- [TASK BRIEF]:
Of the entries that follow, how many lines hold the word "icon"? Reply with the number only.

- [PROVIDED MATERIAL]:
|---|

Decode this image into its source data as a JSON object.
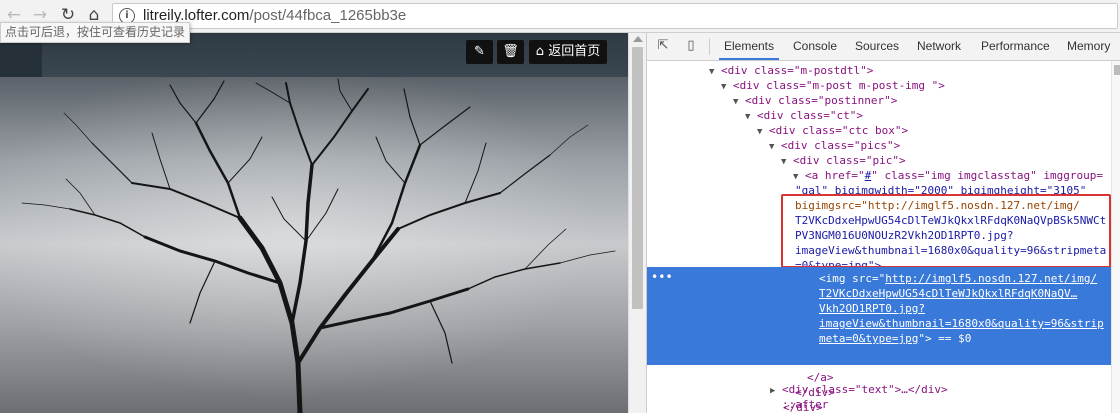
{
  "browser": {
    "back_icon": "back-arrow-icon",
    "forward_icon": "forward-arrow-icon",
    "reload_icon": "reload-icon",
    "home_icon": "home-icon",
    "url_host": "litreily.lofter.com",
    "url_path": "/post/44fbca_1265bb3e",
    "tooltip": "点击可后退，按住可查看历史记录"
  },
  "page": {
    "edit_icon": "pencil-icon",
    "delete_icon": "trash-icon",
    "home_button_label": "返回首页"
  },
  "devtools": {
    "tabs": [
      "Elements",
      "Console",
      "Sources",
      "Network",
      "Performance",
      "Memory"
    ],
    "selected_tab": "Elements",
    "lines": [
      "<div class=\"m-postdtl\">",
      "<div class=\"m-post m-post-img   \">",
      "<div class=\"postinner\">",
      "<div class=\"ct\">",
      "<div class=\"ctc box\">",
      "<div class=\"pics\">",
      "<div class=\"pic\">"
    ],
    "a_line1_pre": "<a href=\"",
    "a_href": "#",
    "a_line1_post": "\" class=\"img imgclasstag\" imggroup=",
    "a_line2": "\"gal\" bigimgwidth=\"2000\" bigimgheight=\"3105\"",
    "bigimgsrc_lines": [
      "bigimgsrc=\"http://imglf5.nosdn.127.net/img/",
      "T2VKcDdxeHpwUG54cDlTeWJkQkxlRFdqK0NaQVpBSk5NWCt",
      "PV3NGM016U0NOUzR2Vkh2OD1RPT0.jpg?",
      "imageView&thumbnail=1680x0&quality=96&stripmeta",
      "=0&type=jpg\">"
    ],
    "img_lines": [
      "http://imglf5.nosdn.127.net/img/",
      "T2VKcDdxeHpwUG54cDlTeWJkQkxlRFdqK0NaQV…",
      "Vkh2OD1RPT0.jpg?",
      "imageView&thumbnail=1680x0&quality=96&strip",
      "meta=0&type=jpg"
    ],
    "img_prefix": "<img src=\"",
    "img_suffix": "\"> == $0",
    "close_a": "</a>",
    "close_div1": "</div>",
    "close_div2": "</div>",
    "text_div": "<div class=\"text\">…</div>",
    "after": "::after",
    "dots": "•••"
  },
  "colors": {
    "highlight": "#3879d9",
    "red_box": "#d83434",
    "tag": "#881280",
    "attr": "#994500",
    "value": "#1a1aa6"
  }
}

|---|

- [SOLUTION FOR THIS EXERCISE]:
6